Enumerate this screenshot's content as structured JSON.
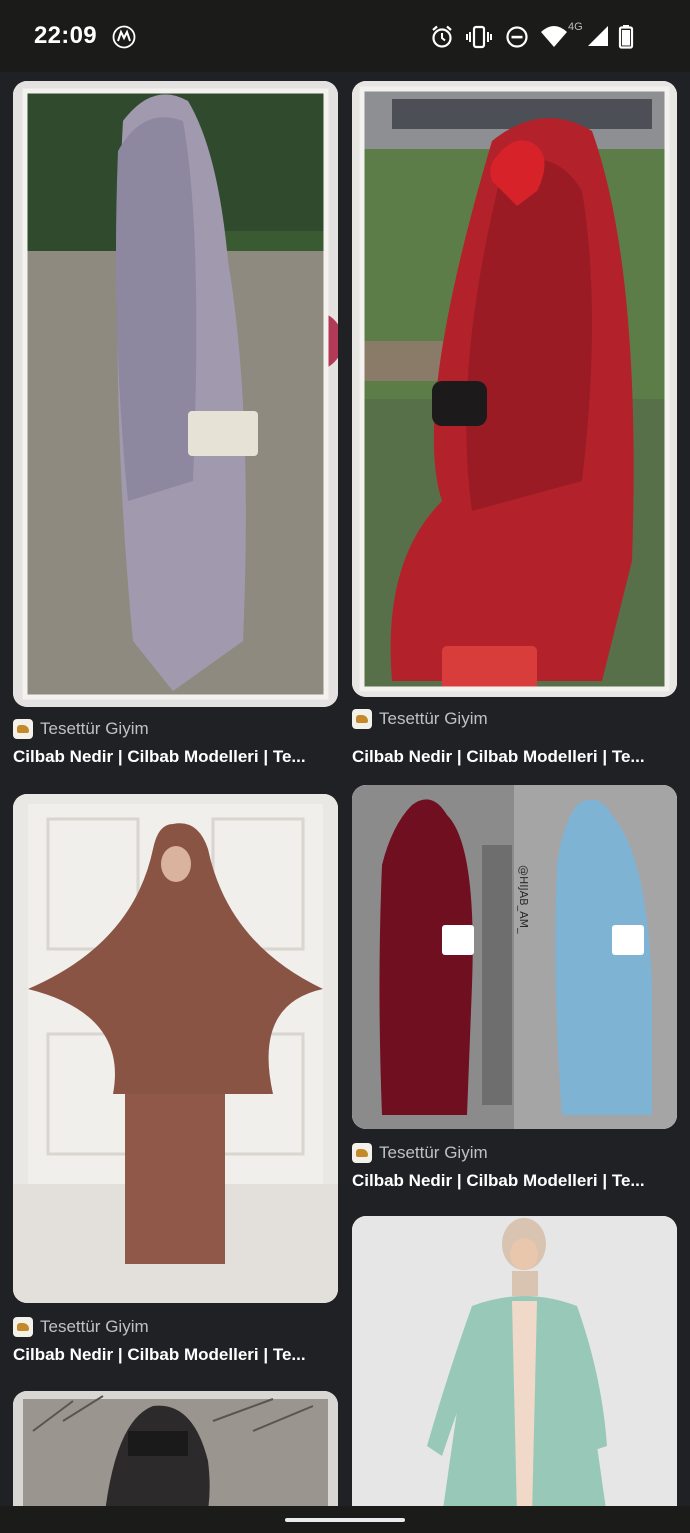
{
  "status_bar": {
    "time": "22:09",
    "network": "4G",
    "icons": [
      "motorola-icon",
      "alarm-icon",
      "vibrate-icon",
      "do-not-disturb-icon",
      "wifi-icon",
      "signal-icon",
      "battery-icon"
    ]
  },
  "results": [
    {
      "source": "Tesettür Giyim",
      "title": "Cilbab Nedir | Cilbab Modelleri | Te...",
      "image": "lavender jilbab outfit"
    },
    {
      "source": "Tesettür Giyim",
      "title": "Cilbab Nedir | Cilbab Modelleri | Te...",
      "image": "red jilbab outfit"
    },
    {
      "source": "Tesettür Giyim",
      "title": "Cilbab Nedir | Cilbab Modelleri | Te...",
      "image": "brown jilbab outfit"
    },
    {
      "source": "Tesettür Giyim",
      "title": "Cilbab Nedir | Cilbab Modelleri | Te...",
      "image": "maroon and blue jilbab outfits",
      "watermark": "@HIJAB_AM_"
    },
    {
      "image": "mint green kimono outfit"
    },
    {
      "image": "black niqab outfit"
    }
  ],
  "colors": {
    "background": "#202124",
    "status_bar": "#1b1b19",
    "title_text": "#ffffff",
    "source_text": "#bdc1c6"
  }
}
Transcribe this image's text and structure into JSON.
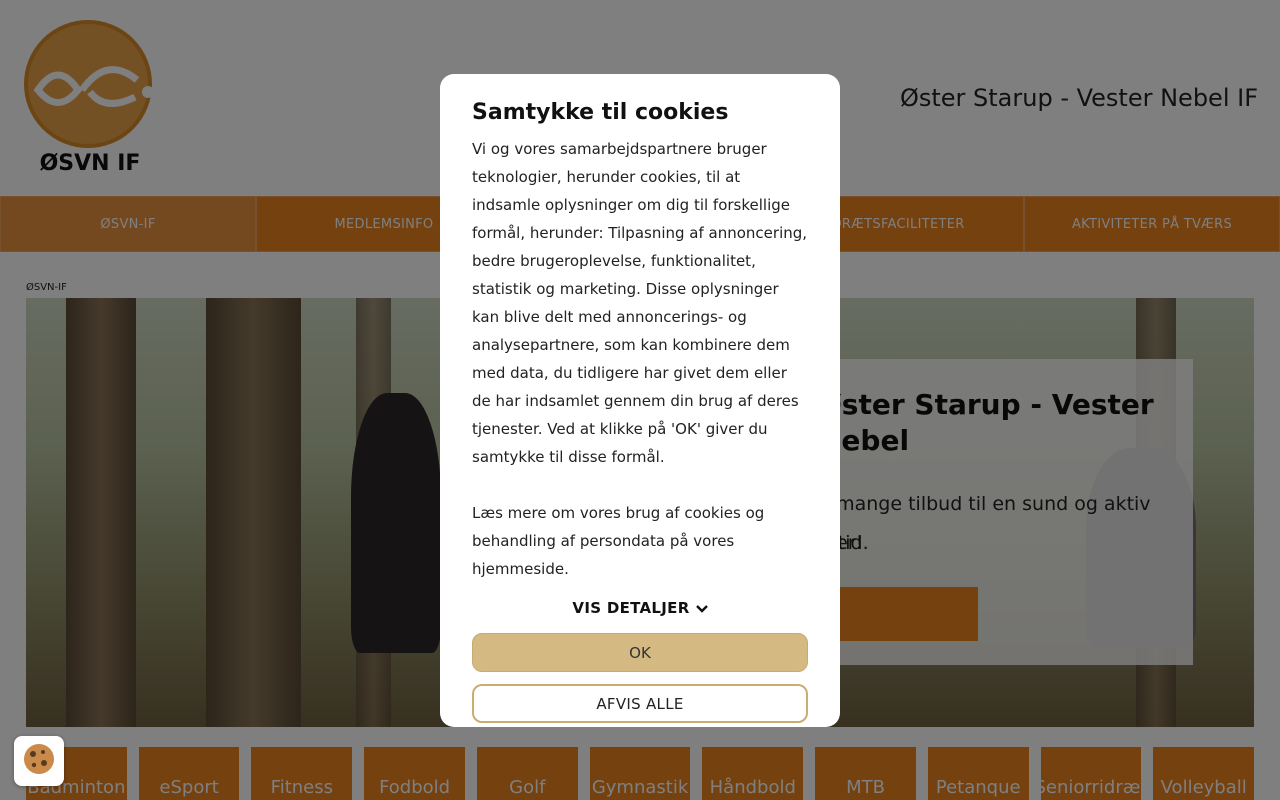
{
  "header": {
    "logo_text": "ØSVN IF",
    "site_title": "Øster Starup - Vester Nebel IF"
  },
  "nav": {
    "items": [
      {
        "label": "ØSVN-IF"
      },
      {
        "label": "MEDLEMSINFO"
      },
      {
        "label": ""
      },
      {
        "label": "IDRÆTSFACILITETER"
      },
      {
        "label": "AKTIVITETER PÅ TVÆRS"
      }
    ]
  },
  "breadcrumb": "ØSVN-IF",
  "hero": {
    "title": "Øster Starup - Vester Nebel",
    "line1": "...mange tilbud til en sund og aktiv fritid.",
    "line2": "...er!"
  },
  "sports": [
    "Badminton",
    "eSport",
    "Fitness",
    "Fodbold",
    "Golf",
    "Gymnastik",
    "Håndbold",
    "MTB",
    "Petanque",
    "Seniorridræt",
    "Volleyball"
  ],
  "cookie": {
    "title": "Samtykke til cookies",
    "body": "Vi og vores samarbejdspartnere bruger teknologier, herunder cookies, til at indsamle oplysninger om dig til forskellige formål, herunder: Tilpasning af annoncering, bedre brugeroplevelse, funktionalitet, statistik og marketing. Disse oplysninger kan blive delt med annoncerings- og analysepartnere, som kan kombinere dem med data, du tidligere har givet dem eller de har indsamlet gennem din brug af deres tjenester. Ved at klikke på 'OK' giver du samtykke til disse formål.",
    "more": "Læs mere om vores brug af cookies og behandling af persondata på vores hjemmeside.",
    "details_label": "VIS DETALJER",
    "ok_label": "OK",
    "reject_label": "AFVIS ALLE"
  },
  "colors": {
    "brand_orange": "#e8821f",
    "ok_button": "#d4b982"
  }
}
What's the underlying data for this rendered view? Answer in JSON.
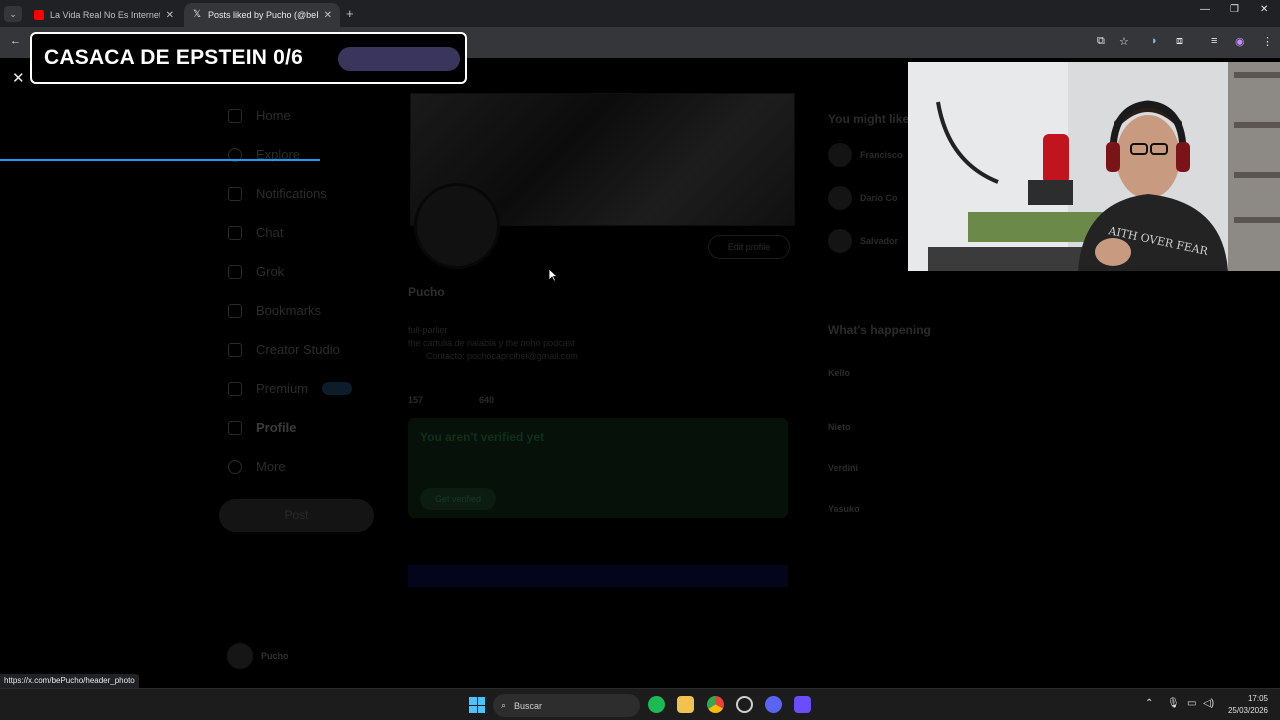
{
  "browser": {
    "tabs": [
      {
        "title": "La Vida Real No Es Internet - YouTube",
        "favicon": "youtube-icon"
      },
      {
        "title": "Posts liked by Pucho (@bePucho) / X",
        "favicon": "x-logo-icon"
      }
    ],
    "status_url": "https://x.com/bePucho/header_photo"
  },
  "overlay": {
    "banner_text": "CASACA DE EPSTEIN 0/6",
    "banner_progress": 0
  },
  "x_page": {
    "nav": [
      {
        "label": "Home",
        "icon": "home-icon"
      },
      {
        "label": "Explore",
        "icon": "search-icon"
      },
      {
        "label": "Notifications",
        "icon": "bell-icon"
      },
      {
        "label": "Chat",
        "icon": "mail-icon"
      },
      {
        "label": "Grok",
        "icon": "grok-icon"
      },
      {
        "label": "Bookmarks",
        "icon": "bookmark-icon"
      },
      {
        "label": "Creator Studio",
        "icon": "rocket-icon"
      },
      {
        "label": "Premium",
        "icon": "x-logo-icon"
      },
      {
        "label": "Profile",
        "icon": "person-icon"
      },
      {
        "label": "More",
        "icon": "more-icon"
      }
    ],
    "post_label": "Post",
    "me_name": "Pucho",
    "profile": {
      "name": "Pucho",
      "edit_label": "Edit profile",
      "bio_line1": "full-parlier",
      "bio_line2": "the cartulia de nalabia y the noho podcast",
      "bio_line3": "Contacto: puchocaprcihel@gmail.com",
      "following": "157",
      "followers": "640"
    },
    "verify": {
      "title": "You aren't verified yet",
      "button": "Get verified"
    },
    "right": {
      "might_like": "You might like",
      "suggestions": [
        "Francisco",
        "Darío Co",
        "Salvador"
      ],
      "happening": "What's happening",
      "trends": [
        "Kello",
        "Nieto",
        "Verdini",
        "Yasuko"
      ]
    }
  },
  "taskbar": {
    "search_placeholder": "Buscar",
    "time": "17:05",
    "date": "25/03/2026",
    "accent": "#4cc2ff"
  }
}
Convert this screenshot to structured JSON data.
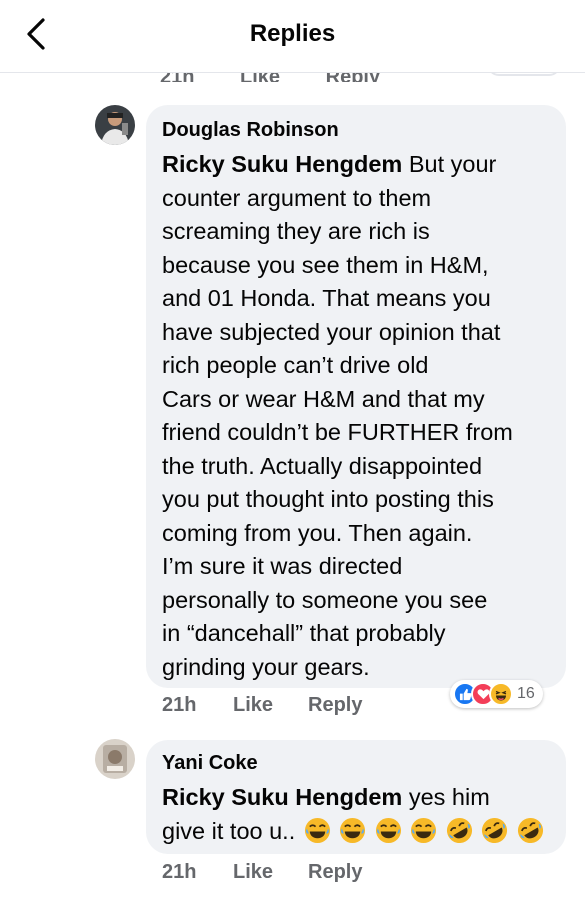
{
  "header": {
    "title": "Replies",
    "back_icon": "chevron-left-icon"
  },
  "prev_comment_actions": {
    "time": "21h",
    "like": "Like",
    "reply": "Reply"
  },
  "comments": [
    {
      "author": "Douglas Robinson",
      "mention": "Ricky Suku Hengdem",
      "lines": [
        " But your",
        "counter argument to them",
        "screaming they are rich is",
        "because you see them in H&M,",
        "and 01 Honda. That means you",
        "have subjected your opinion that",
        "rich people can’t drive old",
        "Cars or wear H&M and that my",
        "friend couldn’t be FURTHER from",
        "the truth. Actually disappointed",
        "you put thought into posting this",
        "coming from you. Then again.",
        "I’m sure it was directed",
        "personally to someone you see",
        "in “dancehall” that probably",
        "grinding your gears."
      ],
      "time": "21h",
      "like": "Like",
      "reply": "Reply",
      "reactions": {
        "icons": [
          "like-icon",
          "love-icon",
          "haha-icon"
        ],
        "count": "16"
      }
    },
    {
      "author": "Yani Coke",
      "mention": "Ricky Suku Hengdem",
      "line1": " yes him",
      "line2": "give it too u..",
      "emojis": [
        "joy-emoji",
        "joy-emoji",
        "joy-emoji",
        "joy-emoji",
        "rofl-emoji",
        "rofl-emoji",
        "rofl-emoji"
      ],
      "time": "21h",
      "like": "Like",
      "reply": "Reply"
    }
  ],
  "colors": {
    "bubble": "#f0f2f5",
    "like_blue": "#1877f2",
    "love_red": "#f33e58",
    "haha_yellow": "#f7b928",
    "meta_gray": "#65676b"
  }
}
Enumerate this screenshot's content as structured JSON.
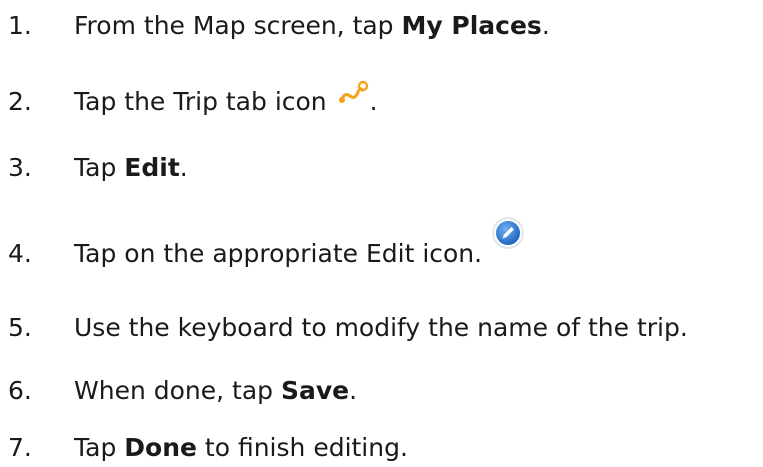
{
  "steps": [
    {
      "number": "1.",
      "before": "From the Map screen, tap ",
      "bold": "My Places",
      "after": "."
    },
    {
      "number": "2.",
      "before": "Tap the Trip tab icon ",
      "icon": "trip-route-icon",
      "after": "."
    },
    {
      "number": "3.",
      "before": "Tap ",
      "bold": "Edit",
      "after": "."
    },
    {
      "number": "4.",
      "before": "Tap on the appropriate Edit icon.",
      "icon": "pencil-edit-icon"
    },
    {
      "number": "5.",
      "text": "Use the keyboard to modify the name of the trip."
    },
    {
      "number": "6.",
      "before": "When done, tap ",
      "bold": "Save",
      "after": "."
    },
    {
      "number": "7.",
      "before": "Tap ",
      "bold": "Done",
      "after": " to finish editing."
    }
  ],
  "colors": {
    "trip_icon": "#f2a31f",
    "edit_icon_fill": "#2f80d6",
    "text": "#1a1a1a"
  }
}
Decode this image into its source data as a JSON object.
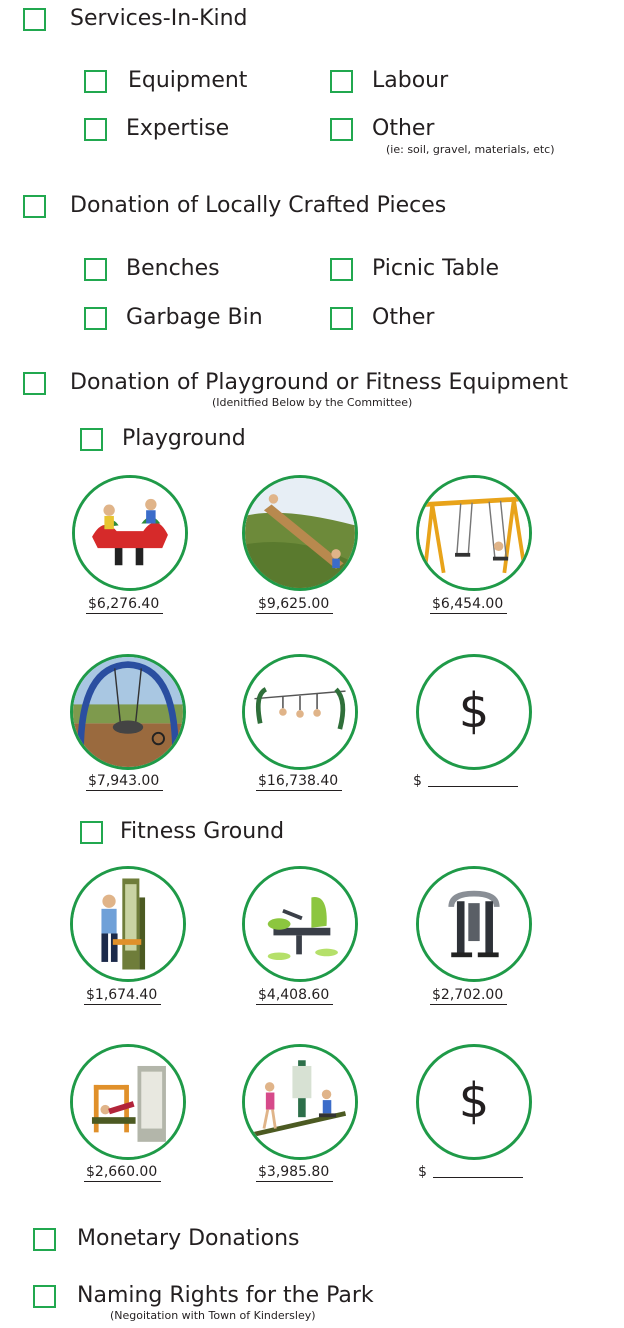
{
  "services_in_kind": {
    "label": "Services-In-Kind",
    "options": {
      "equipment": "Equipment",
      "labour": "Labour",
      "expertise": "Expertise",
      "other": "Other",
      "other_note": "(ie: soil, gravel, materials, etc)"
    }
  },
  "local_crafted": {
    "label": "Donation of Locally Crafted Pieces",
    "options": {
      "benches": "Benches",
      "picnic_table": "Picnic Table",
      "garbage_bin": "Garbage Bin",
      "other": "Other"
    }
  },
  "playground_fitness": {
    "label": "Donation of Playground or Fitness Equipment",
    "note": "(Idenitfied Below by the Committee)"
  },
  "playground": {
    "label": "Playground",
    "items": [
      {
        "price": "$6,276.40",
        "image": "seesaw-spring-rider-photo"
      },
      {
        "price": "$9,625.00",
        "image": "hill-slide-photo"
      },
      {
        "price": "$6,454.00",
        "image": "swing-set-photo"
      },
      {
        "price": "$7,943.00",
        "image": "arch-swing-photo"
      },
      {
        "price": "$16,738.40",
        "image": "zipline-photo"
      }
    ],
    "custom": {
      "symbol": "$",
      "label": "$"
    }
  },
  "fitness": {
    "label": "Fitness Ground",
    "items": [
      {
        "price": "$1,674.40",
        "image": "stretch-station-photo"
      },
      {
        "price": "$4,408.60",
        "image": "rowing-machine-photo"
      },
      {
        "price": "$2,702.00",
        "image": "air-walker-photo"
      },
      {
        "price": "$2,660.00",
        "image": "workout-bench-station-photo"
      },
      {
        "price": "$3,985.80",
        "image": "fitness-circuit-photo"
      }
    ],
    "custom": {
      "symbol": "$",
      "label": "$"
    }
  },
  "monetary": {
    "label": "Monetary Donations"
  },
  "naming_rights": {
    "label": "Naming Rights for the Park",
    "note": "(Negoitation with Town of Kindersley)"
  },
  "colors": {
    "accent": "#21a84f",
    "text": "#231f20"
  }
}
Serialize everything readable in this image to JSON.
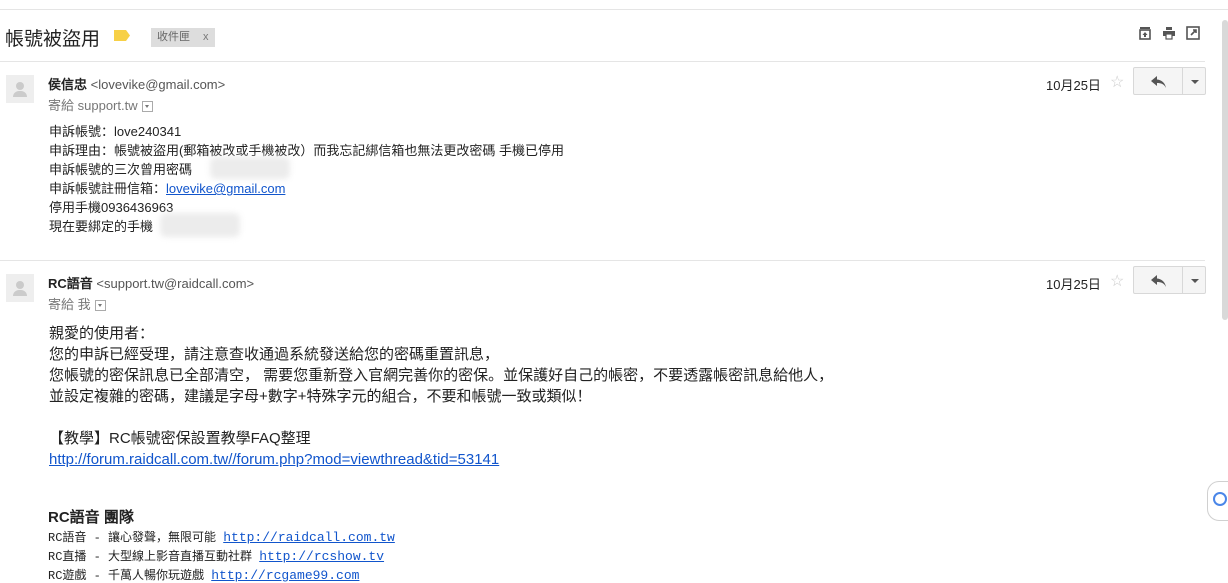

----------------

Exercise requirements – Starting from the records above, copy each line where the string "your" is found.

Response to this task –
        " But your",
        "have subjected your opinion that",
        "grinding your gears."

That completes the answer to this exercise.